**TASK PROMPT:**
Wherever an image appears in the records, exclude it, and reproduce everything else exactly.

[[ RECORDS FOR THIS EXERCISE open ]]

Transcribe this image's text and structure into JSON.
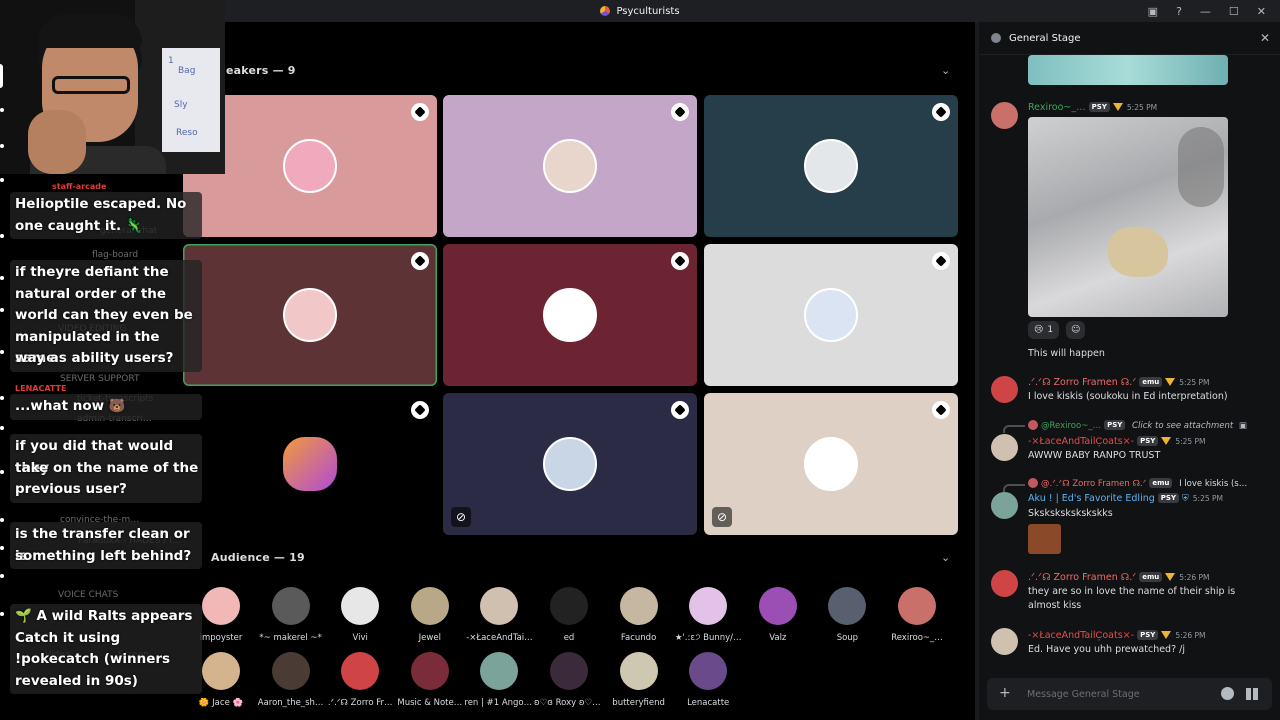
{
  "window": {
    "title": "Psyculturists",
    "controls": [
      "▣",
      "?",
      "—",
      "☐",
      "✕"
    ]
  },
  "stage": {
    "speakers_label": "eakers — 9",
    "audience_label": "Audience — 19",
    "speakers": [
      {
        "color": "#d89a9a",
        "avatar": "#f0a9bd",
        "muted": false
      },
      {
        "color": "#c4a7c8",
        "avatar": "#e8d6cc",
        "muted": false
      },
      {
        "color": "#263d4a",
        "avatar": "#e3e7ea",
        "muted": false
      },
      {
        "color": "#5e3336",
        "avatar": "#f1c7c7",
        "muted": false
      },
      {
        "color": "#6c2332",
        "avatar": "#ffffff",
        "muted": false
      },
      {
        "color": "#dcdcdc",
        "avatar": "#dbe4f2",
        "muted": false
      },
      {
        "color": "#000000",
        "avatar": "#a85fd6",
        "muted": false
      },
      {
        "color": "#2c2b45",
        "avatar": "#c8d6e5",
        "muted": true
      },
      {
        "color": "#ded0c4",
        "avatar": "#ffffff",
        "muted": true
      }
    ],
    "audience": [
      {
        "name": "impoyster",
        "color": "#f2b7b7"
      },
      {
        "name": "*~ makerel ~*",
        "color": "#5a5a5a"
      },
      {
        "name": "Vivi",
        "color": "#e7e7e7"
      },
      {
        "name": "Jewel",
        "color": "#b8a888"
      },
      {
        "name": "-×ŁaceAndTai…",
        "color": "#cfc0b0"
      },
      {
        "name": "ed",
        "color": "#222222"
      },
      {
        "name": "Facundo",
        "color": "#c6b8a0"
      },
      {
        "name": "★'.:ɛ੭ Bunny/…",
        "color": "#e3c2e8"
      },
      {
        "name": "Valz",
        "color": "#9b4fb5"
      },
      {
        "name": "Soup",
        "color": "#586070"
      },
      {
        "name": "Rexiroo~_…",
        "color": "#c9706a"
      },
      {
        "name": "🌼 Jace 🌸",
        "color": "#d4b48e"
      },
      {
        "name": "Aaron_the_sh…",
        "color": "#4a3c34"
      },
      {
        "name": ".ᐟ.ᐟ☊ Zorro Fr…",
        "color": "#cf4444"
      },
      {
        "name": "Music & Note…",
        "color": "#7a2c3a"
      },
      {
        "name": "ren | #1 Angoli…",
        "color": "#7ba39a"
      },
      {
        "name": "ʚ♡ɞ Roxy ʚ♡ɞ…",
        "color": "#3a2a3a"
      },
      {
        "name": "butteryfiend",
        "color": "#cfc8b0"
      },
      {
        "name": "Lenacatte",
        "color": "#6a4a8a"
      }
    ]
  },
  "overlay": {
    "board_lines": [
      "1",
      "Bag",
      "Sly",
      "Reso"
    ],
    "ghost": [
      {
        "text": "staff-arcade",
        "kind": "red"
      },
      {
        "text": "general-chat",
        "kind": "gray"
      },
      {
        "text": "flag-board",
        "kind": "gray"
      },
      {
        "text": "VIDEO EDITING",
        "kind": "gray"
      },
      {
        "text": "SERVER SUPPORT",
        "kind": "gray"
      },
      {
        "text": "LENACATTE",
        "kind": "red"
      },
      {
        "text": "ticket-transcripts",
        "kind": "gray"
      },
      {
        "text": "admin-transcri…",
        "kind": "gray"
      },
      {
        "text": "convince-the-m…",
        "kind": "gray"
      },
      {
        "text": "ParadoxX - HADES / I…",
        "kind": "gray"
      },
      {
        "text": "VOICE CHATS",
        "kind": "gray"
      },
      {
        "text": "Video",
        "kind": "gray"
      },
      {
        "text": "Screen",
        "kind": "gray"
      }
    ],
    "messages": [
      {
        "lines": [
          "Helioptile escaped. No",
          "one caught it. 🦎"
        ]
      },
      {
        "lines": [
          "if theyre defiant the",
          "natural order of the",
          "world can they even be",
          "manipulated in the same",
          "way as ability users?"
        ]
      },
      {
        "lines": [
          "...what now 🐻"
        ]
      },
      {
        "lines": [
          "if you did that would they",
          "take on the name of the",
          "previous user?"
        ]
      },
      {
        "lines": [
          "is the transfer clean or is",
          "something left behind?"
        ]
      },
      {
        "lines": [
          "🌱 A wild Ralts appears",
          "Catch it using",
          "!pokecatch (winners",
          "revealed in 90s)"
        ]
      }
    ]
  },
  "panel": {
    "title": "General Stage",
    "composer_placeholder": "Message General Stage",
    "messages": [
      {
        "user": "Rexiroo~_…",
        "user_color": "#3ba55c",
        "badge": "PSY",
        "time": "5:25 PM",
        "reaction_emoji": "😢",
        "reaction_count": "1",
        "text": "This will happen"
      },
      {
        "user": ".ᐟ.ᐟ☊ Zorro Framen ☊.ᐟ",
        "user_color": "#ed6a6a",
        "badge": "emu",
        "time": "5:25 PM",
        "text": "I love kiskis (soukoku in Ed interpretation)"
      },
      {
        "reply_user": "@Rexiroo~_…",
        "reply_badge": "PSY",
        "reply_text": "Click to see attachment",
        "user": "-×ŁaceAndTailC͙oats×-",
        "user_color": "#ed4a4a",
        "badge": "PSY",
        "time": "5:25 PM",
        "text": "AWWW BABY RANPO TRUST"
      },
      {
        "reply_user": "@.ᐟ.ᐟ☊ Zorro Framen ☊.ᐟ",
        "reply_badge": "emu",
        "reply_text": "I love kiskis (s…",
        "user": "Aku ! | Ed's Favorite Edling",
        "user_color": "#5db3f0",
        "badge": "PSY",
        "time": "5:25 PM",
        "text": "Skskskskskskskks"
      },
      {
        "user": ".ᐟ.ᐟ☊ Zorro Framen ☊.ᐟ",
        "user_color": "#ed6a6a",
        "badge": "emu",
        "time": "5:26 PM",
        "lines": [
          "they are so in love the name of their ship is",
          "almost kiss"
        ]
      },
      {
        "user": "-×ŁaceAndTailC͙oats×-",
        "user_color": "#ed4a4a",
        "badge": "PSY",
        "time": "5:26 PM",
        "text": "Ed. Have you uhh prewatched? /j"
      }
    ]
  }
}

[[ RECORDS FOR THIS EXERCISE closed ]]

**RESPONSE:**
Transcribe this image's text and structure into JSON.
{
  "window": {
    "title": "Psyculturists",
    "controls": [
      "▣",
      "?",
      "—",
      "☐",
      "✕"
    ]
  },
  "stage": {
    "speakers_label": "eakers — 9",
    "audience_label": "Audience — 19",
    "speakers": [
      {
        "color": "#d89a9a",
        "avatar": "#f0a9bd",
        "muted": false
      },
      {
        "color": "#c4a7c8",
        "avatar": "#e8d6cc",
        "muted": false
      },
      {
        "color": "#263d4a",
        "avatar": "#e3e7ea",
        "muted": false
      },
      {
        "color": "#5e3336",
        "avatar": "#f1c7c7",
        "muted": false
      },
      {
        "color": "#6c2332",
        "avatar": "#ffffff",
        "muted": false
      },
      {
        "color": "#dcdcdc",
        "avatar": "#dbe4f2",
        "muted": false
      },
      {
        "color": "#000000",
        "avatar": "#a85fd6",
        "muted": false
      },
      {
        "color": "#2c2b45",
        "avatar": "#c8d6e5",
        "muted": true
      },
      {
        "color": "#ded0c4",
        "avatar": "#ffffff",
        "muted": true
      }
    ],
    "audience": [
      {
        "name": "impoyster",
        "color": "#f2b7b7"
      },
      {
        "name": "*~ makerel ~*",
        "color": "#5a5a5a"
      },
      {
        "name": "Vivi",
        "color": "#e7e7e7"
      },
      {
        "name": "Jewel",
        "color": "#b8a888"
      },
      {
        "name": "-×ŁaceAndTai…",
        "color": "#cfc0b0"
      },
      {
        "name": "ed",
        "color": "#222222"
      },
      {
        "name": "Facundo",
        "color": "#c6b8a0"
      },
      {
        "name": "★'.:ɛ੭ Bunny/…",
        "color": "#e3c2e8"
      },
      {
        "name": "Valz",
        "color": "#9b4fb5"
      },
      {
        "name": "Soup",
        "color": "#586070"
      },
      {
        "name": "Rexiroo~_…",
        "color": "#c9706a"
      },
      {
        "name": "🌼 Jace 🌸",
        "color": "#d4b48e"
      },
      {
        "name": "Aaron_the_sh…",
        "color": "#4a3c34"
      },
      {
        "name": ".ᐟ.ᐟ☊ Zorro Fr…",
        "color": "#cf4444"
      },
      {
        "name": "Music & Note…",
        "color": "#7a2c3a"
      },
      {
        "name": "ren | #1 Angoli…",
        "color": "#7ba39a"
      },
      {
        "name": "ʚ♡ɞ Roxy ʚ♡ɞ…",
        "color": "#3a2a3a"
      },
      {
        "name": "butteryfiend",
        "color": "#cfc8b0"
      },
      {
        "name": "Lenacatte",
        "color": "#6a4a8a"
      }
    ]
  },
  "overlay": {
    "board_lines": [
      "1",
      "Bag",
      "Sly",
      "Reso"
    ],
    "ghost": [
      {
        "text": "staff-arcade",
        "kind": "red"
      },
      {
        "text": "general-chat",
        "kind": "gray"
      },
      {
        "text": "flag-board",
        "kind": "gray"
      },
      {
        "text": "VIDEO EDITING",
        "kind": "gray"
      },
      {
        "text": "SERVER SUPPORT",
        "kind": "gray"
      },
      {
        "text": "LENACATTE",
        "kind": "red"
      },
      {
        "text": "ticket-transcripts",
        "kind": "gray"
      },
      {
        "text": "admin-transcri…",
        "kind": "gray"
      },
      {
        "text": "convince-the-m…",
        "kind": "gray"
      },
      {
        "text": "ParadoxX - HADES / I…",
        "kind": "gray"
      },
      {
        "text": "VOICE CHATS",
        "kind": "gray"
      },
      {
        "text": "Video",
        "kind": "gray"
      },
      {
        "text": "Screen",
        "kind": "gray"
      }
    ],
    "messages": [
      {
        "lines": [
          "Helioptile escaped. No",
          "one caught it. 🦎"
        ]
      },
      {
        "lines": [
          "if theyre defiant the",
          "natural order of the",
          "world can they even be",
          "manipulated in the same",
          "way as ability users?"
        ]
      },
      {
        "lines": [
          "...what now 🐻"
        ]
      },
      {
        "lines": [
          "if you did that would they",
          "take on the name of the",
          "previous user?"
        ]
      },
      {
        "lines": [
          "is the transfer clean or is",
          "something left behind?"
        ]
      },
      {
        "lines": [
          "🌱 A wild Ralts appears",
          "Catch it using",
          "!pokecatch (winners",
          "revealed in 90s)"
        ]
      }
    ]
  },
  "panel": {
    "title": "General Stage",
    "composer_placeholder": "Message General Stage",
    "messages": [
      {
        "user": "Rexiroo~_…",
        "user_color": "#3ba55c",
        "badge": "PSY",
        "time": "5:25 PM",
        "reaction_emoji": "😢",
        "reaction_count": "1",
        "text": "This will happen"
      },
      {
        "user": ".ᐟ.ᐟ☊ Zorro Framen ☊.ᐟ",
        "user_color": "#ed6a6a",
        "badge": "emu",
        "time": "5:25 PM",
        "text": "I love kiskis (soukoku in Ed interpretation)"
      },
      {
        "reply_user": "@Rexiroo~_…",
        "reply_badge": "PSY",
        "reply_text": "Click to see attachment",
        "user": "-×ŁaceAndTailC͙oats×-",
        "user_color": "#ed4a4a",
        "badge": "PSY",
        "time": "5:25 PM",
        "text": "AWWW BABY RANPO TRUST"
      },
      {
        "reply_user": "@.ᐟ.ᐟ☊ Zorro Framen ☊.ᐟ",
        "reply_badge": "emu",
        "reply_text": "I love kiskis (s…",
        "user": "Aku ! | Ed's Favorite Edling",
        "user_color": "#5db3f0",
        "badge": "PSY",
        "time": "5:25 PM",
        "text": "Skskskskskskskks"
      },
      {
        "user": ".ᐟ.ᐟ☊ Zorro Framen ☊.ᐟ",
        "user_color": "#ed6a6a",
        "badge": "emu",
        "time": "5:26 PM",
        "lines": [
          "they are so in love the name of their ship is",
          "almost kiss"
        ]
      },
      {
        "user": "-×ŁaceAndTailC͙oats×-",
        "user_color": "#ed4a4a",
        "badge": "PSY",
        "time": "5:26 PM",
        "text": "Ed. Have you uhh prewatched? /j"
      }
    ]
  }
}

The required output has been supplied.